Referring to it looks as if a horizontal sync pulse of approximately 4us is usual for PAL video signals. There is approximately a 2us delay, or "front porch", between the start of the blanking signal and the start of the active low horizontal sync pulse. I don't know how significant this delay is in practise, but we'll find out. The blanking signal is a period of no RGB signal. A zero RGB level is 0.8v, and a full signal is 3v. Sync pules take the signal to 0v, allowing sync and video signals to be multiplexed on a single line.

The diagram below shows a typical 64us PAL-timed video signal (no colour burst):

This diagram includes the corresponding times in T-States which allow us to determine when during a scanline to enable certain events, such as horizontal sync. If we define the start of our horizontal counter to be the point where we've finished the left border and are about to output screen data, then the following start and end times emerge (the numbers in parenthesis are the equivalent horizontal clock times):

T-States Start T-State End Description
0 (0)127 (255)Video
128 (256)151 (303)Right Border
152 (304)165 (331)HSync
152 (304)199 (399)Blank
200 (400)223 (447)Left Border

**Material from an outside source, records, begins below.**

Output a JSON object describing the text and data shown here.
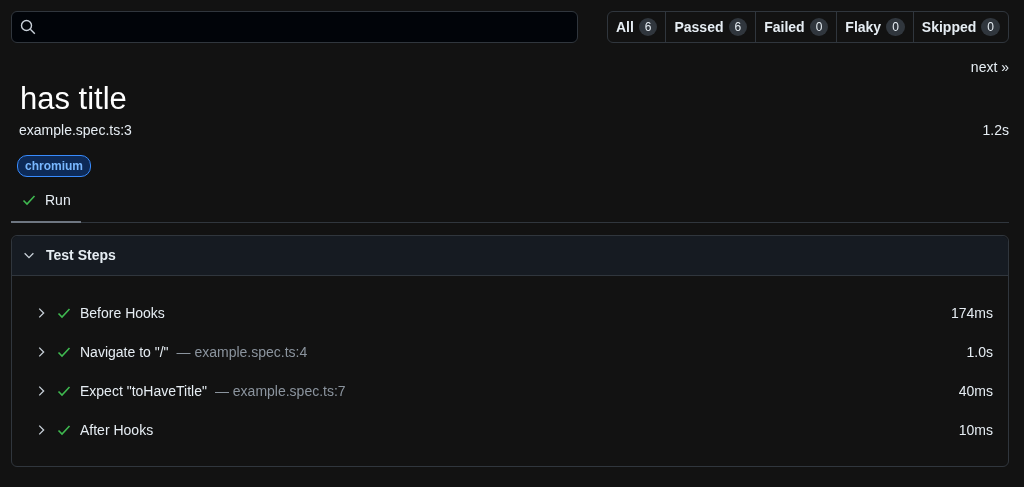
{
  "filters": [
    {
      "label": "All",
      "count": "6",
      "selected": false
    },
    {
      "label": "Passed",
      "count": "6",
      "selected": false
    },
    {
      "label": "Failed",
      "count": "0",
      "selected": false
    },
    {
      "label": "Flaky",
      "count": "0",
      "selected": false
    },
    {
      "label": "Skipped",
      "count": "0",
      "selected": false
    }
  ],
  "next_link": "next »",
  "test": {
    "title": "has title",
    "location": "example.spec.ts:3",
    "duration": "1.2s",
    "tags": [
      "chromium"
    ]
  },
  "tabs": [
    {
      "label": "Run",
      "passed": true,
      "selected": true
    }
  ],
  "steps_section": {
    "title": "Test Steps",
    "expanded": true,
    "steps": [
      {
        "title": "Before Hooks",
        "duration": "174ms",
        "passed": true,
        "expanded": false
      },
      {
        "title": "Navigate to \"/\"",
        "location": "— example.spec.ts:4",
        "duration": "1.0s",
        "passed": true,
        "expanded": false
      },
      {
        "title": "Expect \"toHaveTitle\"",
        "location": "— example.spec.ts:7",
        "duration": "40ms",
        "passed": true,
        "expanded": false
      },
      {
        "title": "After Hooks",
        "duration": "10ms",
        "passed": true,
        "expanded": false
      }
    ]
  }
}
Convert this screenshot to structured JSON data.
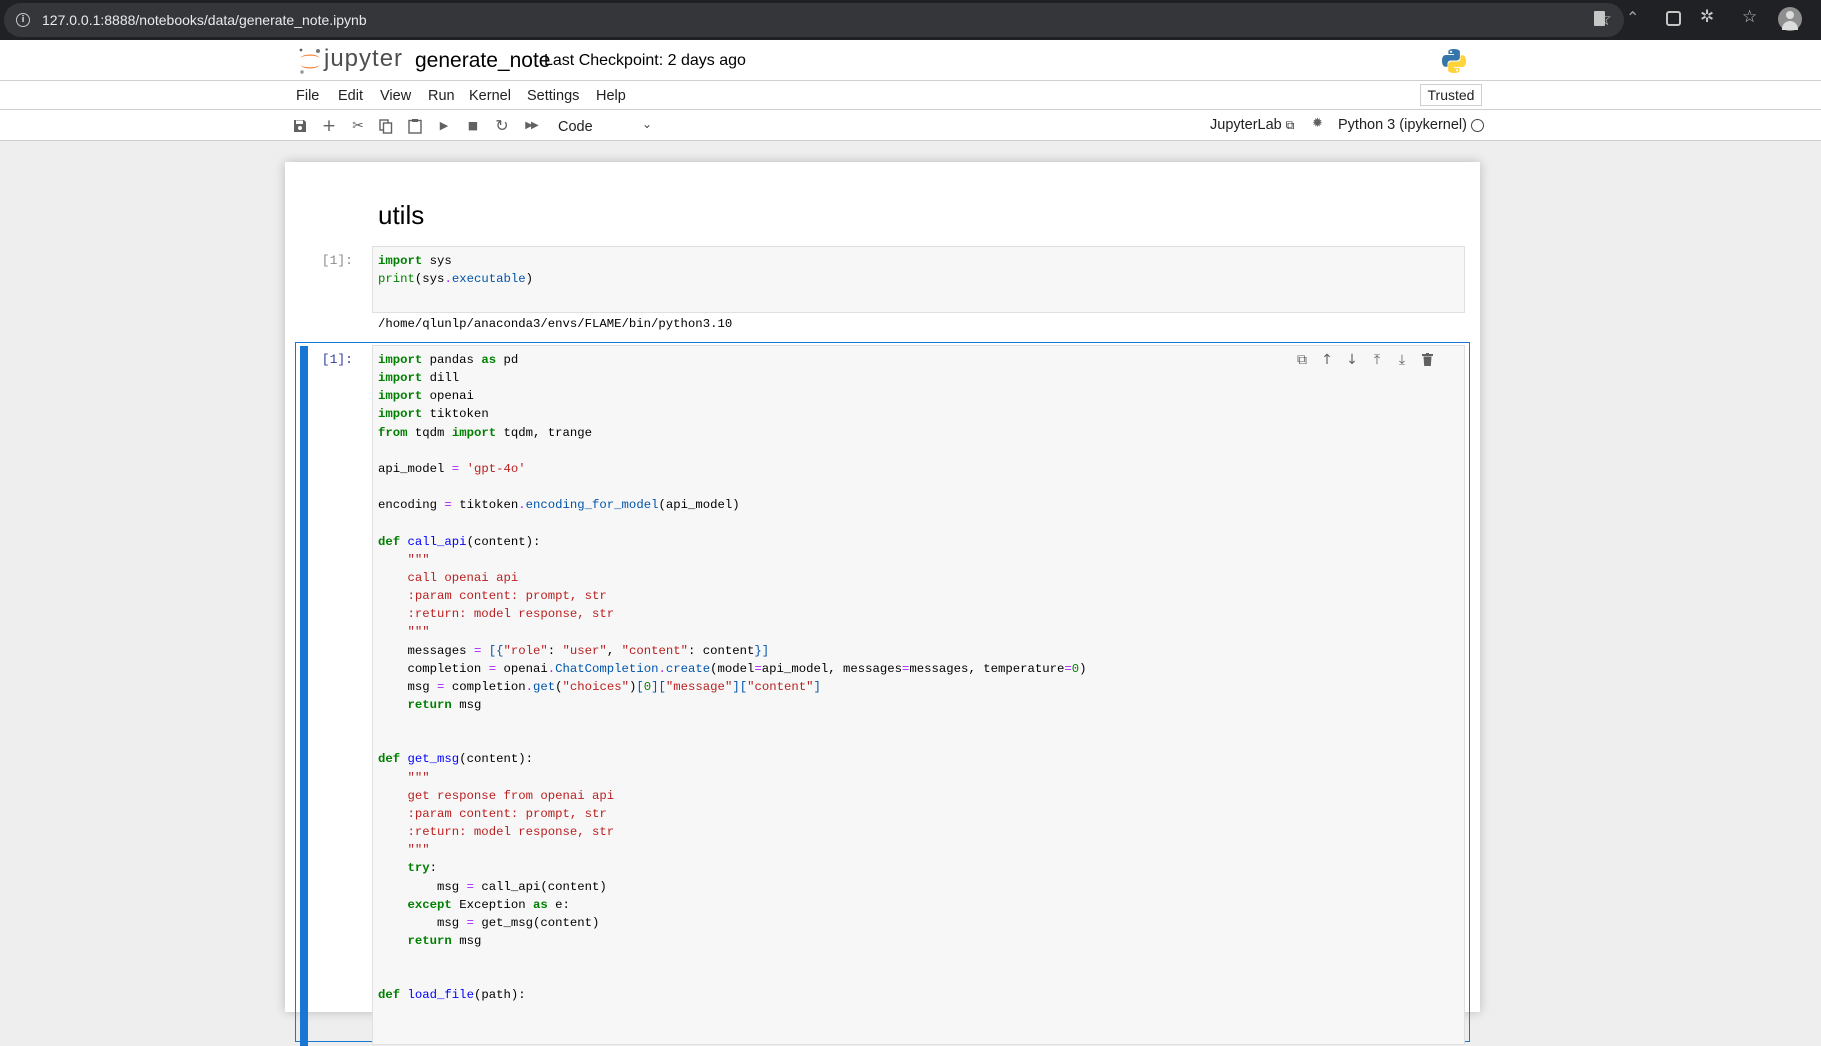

When the horizontal counter reaches each of these clock times, the appropriate signal can be generated. By examining the table we see that we're outputting 'border' information when we're not outputting video or blanking. And we're outputting video when the counter is less than 256 - which allows for a nice simplification: 256 is 28, so when counter line HC8 is low, video is being output, when high we're generating border or blanking.

So we have HC8 as our active low scanline video enable, and if we can detect when we're blanking we'll also know when the border is being generated. Detecting when the counter is between 304 and 399 can be done using simple binary comparators fed from the horizontal clock. This again can be simplified as we've already determined that from 0 to 255 video is generated, so if we detect when the counter is between 48 and 143 (304 - 256 and 399 - 256) and scanline video enable is high, then we have our blanking signal.

I've realised we can simplify this further! If we detect the counter being greater than or equal to 48 and less than 144, then we can reduce the number of bits we're required to check:
48 is 00110000b and 144 is 10010000b. As long as none of our timings require a resolution of 16 pixel clock cycles (8 T-States) then as they are zero, we can forget about the lower 4 bits in these addresses, reducing them to 0011b (3) and 1001b (9). Now we just need to consider HC4 to HC7.

The same reduction should be applied to the HSync signal. 332 - 256 = 76 = 01001100b. If we discount the lower 4 bits, we're left with 0100b. We've lost some resolution by loosing the least significant 4 bits, but if we use 0101b instead, we can get a HSync of (0101b (5) - 3 * 16) = 32 pixel clock cycles, or 16 T-States. This is a fraction wider than the 4us given in the diagram and comes out as 4.6us. This is much closer to the 4.7us given in the PAL specification, so we've actually made an improvement.